### EXERCISE INSTRUCTIONS
Restate every record exactly, with nothing skipped.

### DATA FOR PROCESSING
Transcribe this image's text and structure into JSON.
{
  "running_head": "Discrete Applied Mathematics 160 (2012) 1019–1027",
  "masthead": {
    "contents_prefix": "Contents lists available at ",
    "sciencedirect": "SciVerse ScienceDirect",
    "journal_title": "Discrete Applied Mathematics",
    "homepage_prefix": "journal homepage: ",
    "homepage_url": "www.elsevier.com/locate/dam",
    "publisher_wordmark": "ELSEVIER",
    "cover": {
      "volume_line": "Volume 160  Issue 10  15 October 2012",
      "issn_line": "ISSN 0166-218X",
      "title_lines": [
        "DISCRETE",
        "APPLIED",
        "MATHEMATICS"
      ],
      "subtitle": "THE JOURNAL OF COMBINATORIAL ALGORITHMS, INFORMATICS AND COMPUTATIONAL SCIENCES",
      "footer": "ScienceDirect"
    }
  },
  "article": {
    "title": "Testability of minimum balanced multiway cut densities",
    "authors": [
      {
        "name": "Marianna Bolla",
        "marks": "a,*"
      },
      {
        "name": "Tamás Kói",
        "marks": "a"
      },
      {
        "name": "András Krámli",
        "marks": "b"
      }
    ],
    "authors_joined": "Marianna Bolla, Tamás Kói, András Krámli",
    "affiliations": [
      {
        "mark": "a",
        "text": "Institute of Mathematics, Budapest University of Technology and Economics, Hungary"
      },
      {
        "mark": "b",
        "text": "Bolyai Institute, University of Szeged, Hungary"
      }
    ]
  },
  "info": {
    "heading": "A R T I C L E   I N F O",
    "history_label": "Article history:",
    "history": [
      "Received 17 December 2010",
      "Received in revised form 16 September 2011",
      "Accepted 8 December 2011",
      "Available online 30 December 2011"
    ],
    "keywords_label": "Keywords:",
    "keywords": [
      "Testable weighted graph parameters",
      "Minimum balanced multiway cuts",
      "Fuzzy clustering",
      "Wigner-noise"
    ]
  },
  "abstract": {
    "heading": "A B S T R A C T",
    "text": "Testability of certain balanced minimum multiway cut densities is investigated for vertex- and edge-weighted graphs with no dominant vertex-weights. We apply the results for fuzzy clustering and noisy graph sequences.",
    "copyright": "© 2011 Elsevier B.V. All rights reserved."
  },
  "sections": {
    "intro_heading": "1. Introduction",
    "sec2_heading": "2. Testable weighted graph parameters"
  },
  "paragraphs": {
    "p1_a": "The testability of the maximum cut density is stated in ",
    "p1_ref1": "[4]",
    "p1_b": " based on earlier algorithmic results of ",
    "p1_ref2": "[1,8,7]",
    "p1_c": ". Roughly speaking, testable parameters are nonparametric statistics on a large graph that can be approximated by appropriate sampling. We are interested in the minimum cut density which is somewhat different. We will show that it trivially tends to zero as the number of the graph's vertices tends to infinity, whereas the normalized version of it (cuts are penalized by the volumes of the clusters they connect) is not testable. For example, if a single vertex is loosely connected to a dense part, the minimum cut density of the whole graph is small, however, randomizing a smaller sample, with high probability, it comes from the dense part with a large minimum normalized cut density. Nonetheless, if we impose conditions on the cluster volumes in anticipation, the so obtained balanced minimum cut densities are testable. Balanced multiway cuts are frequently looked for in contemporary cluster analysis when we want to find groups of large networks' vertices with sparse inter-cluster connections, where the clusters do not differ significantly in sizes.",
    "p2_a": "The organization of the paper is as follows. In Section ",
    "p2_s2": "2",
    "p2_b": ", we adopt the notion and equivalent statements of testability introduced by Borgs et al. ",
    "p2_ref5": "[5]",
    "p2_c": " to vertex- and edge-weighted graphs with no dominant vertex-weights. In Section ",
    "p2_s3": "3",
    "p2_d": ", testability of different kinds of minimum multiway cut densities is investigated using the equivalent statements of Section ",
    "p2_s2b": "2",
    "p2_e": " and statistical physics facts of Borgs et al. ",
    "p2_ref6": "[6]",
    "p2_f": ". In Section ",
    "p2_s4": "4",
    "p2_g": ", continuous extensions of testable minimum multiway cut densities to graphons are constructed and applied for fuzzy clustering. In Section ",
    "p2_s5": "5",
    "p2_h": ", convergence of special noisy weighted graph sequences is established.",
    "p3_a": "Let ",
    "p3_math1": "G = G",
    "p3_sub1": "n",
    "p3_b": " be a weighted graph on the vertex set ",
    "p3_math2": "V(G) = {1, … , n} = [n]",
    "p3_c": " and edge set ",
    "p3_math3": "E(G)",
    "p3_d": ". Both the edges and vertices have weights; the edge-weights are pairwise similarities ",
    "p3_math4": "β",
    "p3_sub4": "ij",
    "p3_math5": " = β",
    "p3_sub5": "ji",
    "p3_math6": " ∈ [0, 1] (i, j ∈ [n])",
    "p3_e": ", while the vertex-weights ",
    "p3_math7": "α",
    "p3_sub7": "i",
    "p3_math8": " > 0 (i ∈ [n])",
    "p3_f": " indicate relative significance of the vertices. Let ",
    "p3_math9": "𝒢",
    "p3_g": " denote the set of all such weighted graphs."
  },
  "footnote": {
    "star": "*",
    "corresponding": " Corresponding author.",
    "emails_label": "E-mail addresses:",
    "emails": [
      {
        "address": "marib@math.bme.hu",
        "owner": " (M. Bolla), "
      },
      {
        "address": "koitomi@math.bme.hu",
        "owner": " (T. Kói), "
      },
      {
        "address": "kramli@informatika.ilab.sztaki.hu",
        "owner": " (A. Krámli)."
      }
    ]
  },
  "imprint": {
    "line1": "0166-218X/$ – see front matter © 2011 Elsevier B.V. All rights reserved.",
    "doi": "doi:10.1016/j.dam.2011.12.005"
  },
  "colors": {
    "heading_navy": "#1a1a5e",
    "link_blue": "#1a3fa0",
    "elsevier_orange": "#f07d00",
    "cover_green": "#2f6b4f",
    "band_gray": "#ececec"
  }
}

### SOLUTION TO THE EXERCISE
Transcribe this image's text and structure into JSON.
{
  "running_head": "Discrete Applied Mathematics 160 (2012) 1019–1027",
  "masthead": {
    "contents_prefix": "Contents lists available at ",
    "sciencedirect": "SciVerse ScienceDirect",
    "journal_title": "Discrete Applied Mathematics",
    "homepage_prefix": "journal homepage: ",
    "homepage_url": "www.elsevier.com/locate/dam",
    "publisher_wordmark": "ELSEVIER",
    "cover": {
      "volume_line": "Volume 160  Issue 10  15 October 2012",
      "issn_line": "ISSN 0166-218X",
      "title_lines": [
        "DISCRETE",
        "APPLIED",
        "MATHEMATICS"
      ],
      "subtitle": "THE JOURNAL OF COMBINATORIAL ALGORITHMS, INFORMATICS AND COMPUTATIONAL SCIENCES",
      "footer": "ScienceDirect"
    }
  },
  "article": {
    "title": "Testability of minimum balanced multiway cut densities",
    "authors": [
      {
        "name": "Marianna Bolla",
        "marks": "a,*"
      },
      {
        "name": "Tamás Kói",
        "marks": "a"
      },
      {
        "name": "András Krámli",
        "marks": "b"
      }
    ],
    "authors_joined": "Marianna Bolla, Tamás Kói, András Krámli",
    "affiliations": [
      {
        "mark": "a",
        "text": "Institute of Mathematics, Budapest University of Technology and Economics, Hungary"
      },
      {
        "mark": "b",
        "text": "Bolyai Institute, University of Szeged, Hungary"
      }
    ]
  },
  "info": {
    "heading": "A R T I C L E   I N F O",
    "history_label": "Article history:",
    "history": [
      "Received 17 December 2010",
      "Received in revised form 16 September 2011",
      "Accepted 8 December 2011",
      "Available online 30 December 2011"
    ],
    "keywords_label": "Keywords:",
    "keywords": [
      "Testable weighted graph parameters",
      "Minimum balanced multiway cuts",
      "Fuzzy clustering",
      "Wigner-noise"
    ]
  },
  "abstract": {
    "heading": "A B S T R A C T",
    "text": "Testability of certain balanced minimum multiway cut densities is investigated for vertex- and edge-weighted graphs with no dominant vertex-weights. We apply the results for fuzzy clustering and noisy graph sequences.",
    "copyright": "© 2011 Elsevier B.V. All rights reserved."
  },
  "sections": {
    "intro_heading": "1. Introduction",
    "sec2_heading": "2. Testable weighted graph parameters"
  },
  "paragraphs": {
    "p1_a": "The testability of the maximum cut density is stated in ",
    "p1_ref1": "[4]",
    "p1_b": " based on earlier algorithmic results of ",
    "p1_ref2": "[1,8,7]",
    "p1_c": ". Roughly speaking, testable parameters are nonparametric statistics on a large graph that can be approximated by appropriate sampling. We are interested in the minimum cut density which is somewhat different. We will show that it trivially tends to zero as the number of the graph's vertices tends to infinity, whereas the normalized version of it (cuts are penalized by the volumes of the clusters they connect) is not testable. For example, if a single vertex is loosely connected to a dense part, the minimum cut density of the whole graph is small, however, randomizing a smaller sample, with high probability, it comes from the dense part with a large minimum normalized cut density. Nonetheless, if we impose conditions on the cluster volumes in anticipation, the so obtained balanced minimum cut densities are testable. Balanced multiway cuts are frequently looked for in contemporary cluster analysis when we want to find groups of large networks' vertices with sparse inter-cluster connections, where the clusters do not differ significantly in sizes.",
    "p2_a": "The organization of the paper is as follows. In Section ",
    "p2_s2": "2",
    "p2_b": ", we adopt the notion and equivalent statements of testability introduced by Borgs et al. ",
    "p2_ref5": "[5]",
    "p2_c": " to vertex- and edge-weighted graphs with no dominant vertex-weights. In Section ",
    "p2_s3": "3",
    "p2_d": ", testability of different kinds of minimum multiway cut densities is investigated using the equivalent statements of Section ",
    "p2_s2b": "2",
    "p2_e": " and statistical physics facts of Borgs et al. ",
    "p2_ref6": "[6]",
    "p2_f": ". In Section ",
    "p2_s4": "4",
    "p2_g": ", continuous extensions of testable minimum multiway cut densities to graphons are constructed and applied for fuzzy clustering. In Section ",
    "p2_s5": "5",
    "p2_h": ", convergence of special noisy weighted graph sequences is established.",
    "p3_a": "Let ",
    "p3_math1": "G = G",
    "p3_sub1": "n",
    "p3_b": " be a weighted graph on the vertex set ",
    "p3_math2": "V(G) = {1, … , n} = [n]",
    "p3_c": " and edge set ",
    "p3_math3": "E(G)",
    "p3_d": ". Both the edges and vertices have weights; the edge-weights are pairwise similarities ",
    "p3_math4": "β",
    "p3_sub4": "ij",
    "p3_math5": " = β",
    "p3_sub5": "ji",
    "p3_math6": " ∈ [0, 1] (i, j ∈ [n])",
    "p3_e": ", while the vertex-weights ",
    "p3_math7": "α",
    "p3_sub7": "i",
    "p3_math8": " > 0 (i ∈ [n])",
    "p3_f": " indicate relative significance of the vertices. Let ",
    "p3_math9": "𝒢",
    "p3_g": " denote the set of all such weighted graphs."
  },
  "footnote": {
    "star": "*",
    "corresponding": " Corresponding author.",
    "emails_label": "E-mail addresses:",
    "emails": [
      {
        "address": "marib@math.bme.hu",
        "owner": " (M. Bolla), "
      },
      {
        "address": "koitomi@math.bme.hu",
        "owner": " (T. Kói), "
      },
      {
        "address": "kramli@informatika.ilab.sztaki.hu",
        "owner": " (A. Krámli)."
      }
    ]
  },
  "imprint": {
    "line1": "0166-218X/$ – see front matter © 2011 Elsevier B.V. All rights reserved.",
    "doi": "doi:10.1016/j.dam.2011.12.005"
  },
  "colors": {
    "heading_navy": "#1a1a5e",
    "link_blue": "#1a3fa0",
    "elsevier_orange": "#f07d00",
    "cover_green": "#2f6b4f",
    "band_gray": "#ececec"
  }
}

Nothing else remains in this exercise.